Work task:
Once the records below have been read, copy them all out exactly.

----- Task material

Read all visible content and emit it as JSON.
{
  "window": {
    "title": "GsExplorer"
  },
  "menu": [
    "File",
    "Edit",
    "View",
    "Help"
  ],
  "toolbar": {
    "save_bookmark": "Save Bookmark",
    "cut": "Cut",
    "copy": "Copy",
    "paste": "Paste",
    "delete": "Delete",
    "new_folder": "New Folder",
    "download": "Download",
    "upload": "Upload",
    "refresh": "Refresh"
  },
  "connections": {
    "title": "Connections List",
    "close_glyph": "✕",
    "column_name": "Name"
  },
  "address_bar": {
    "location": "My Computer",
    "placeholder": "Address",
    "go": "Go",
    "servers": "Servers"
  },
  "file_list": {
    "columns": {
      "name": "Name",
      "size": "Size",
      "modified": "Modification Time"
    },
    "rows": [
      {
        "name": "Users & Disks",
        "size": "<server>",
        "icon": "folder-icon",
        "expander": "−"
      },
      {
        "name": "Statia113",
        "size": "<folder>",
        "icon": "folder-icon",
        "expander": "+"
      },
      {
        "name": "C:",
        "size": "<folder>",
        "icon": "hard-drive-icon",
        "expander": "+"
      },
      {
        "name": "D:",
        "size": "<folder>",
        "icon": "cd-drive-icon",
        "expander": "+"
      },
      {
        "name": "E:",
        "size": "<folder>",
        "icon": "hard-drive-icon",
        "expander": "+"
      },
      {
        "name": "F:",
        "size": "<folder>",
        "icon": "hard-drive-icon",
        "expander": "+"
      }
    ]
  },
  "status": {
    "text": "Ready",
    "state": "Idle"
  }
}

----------

Expected answer:
Read all visible content and emit it as JSON.
{
  "window": {
    "title": "GsExplorer"
  },
  "menu": [
    "File",
    "Edit",
    "View",
    "Help"
  ],
  "toolbar": {
    "save_bookmark": "Save Bookmark",
    "cut": "Cut",
    "copy": "Copy",
    "paste": "Paste",
    "delete": "Delete",
    "new_folder": "New Folder",
    "download": "Download",
    "upload": "Upload",
    "refresh": "Refresh"
  },
  "connections": {
    "title": "Connections List",
    "close_glyph": "✕",
    "column_name": "Name"
  },
  "address_bar": {
    "location": "My Computer",
    "placeholder": "Address",
    "go": "Go",
    "servers": "Servers"
  },
  "file_list": {
    "columns": {
      "name": "Name",
      "size": "Size",
      "modified": "Modification Time"
    },
    "rows": [
      {
        "name": "Users & Disks",
        "size": "<server>",
        "icon": "folder-icon",
        "expander": "−"
      },
      {
        "name": "Statia113",
        "size": "<folder>",
        "icon": "folder-icon",
        "expander": "+"
      },
      {
        "name": "C:",
        "size": "<folder>",
        "icon": "hard-drive-icon",
        "expander": "+"
      },
      {
        "name": "D:",
        "size": "<folder>",
        "icon": "cd-drive-icon",
        "expander": "+"
      },
      {
        "name": "E:",
        "size": "<folder>",
        "icon": "hard-drive-icon",
        "expander": "+"
      },
      {
        "name": "F:",
        "size": "<folder>",
        "icon": "hard-drive-icon",
        "expander": "+"
      }
    ]
  },
  "status": {
    "text": "Ready",
    "state": "Idle"
  }
}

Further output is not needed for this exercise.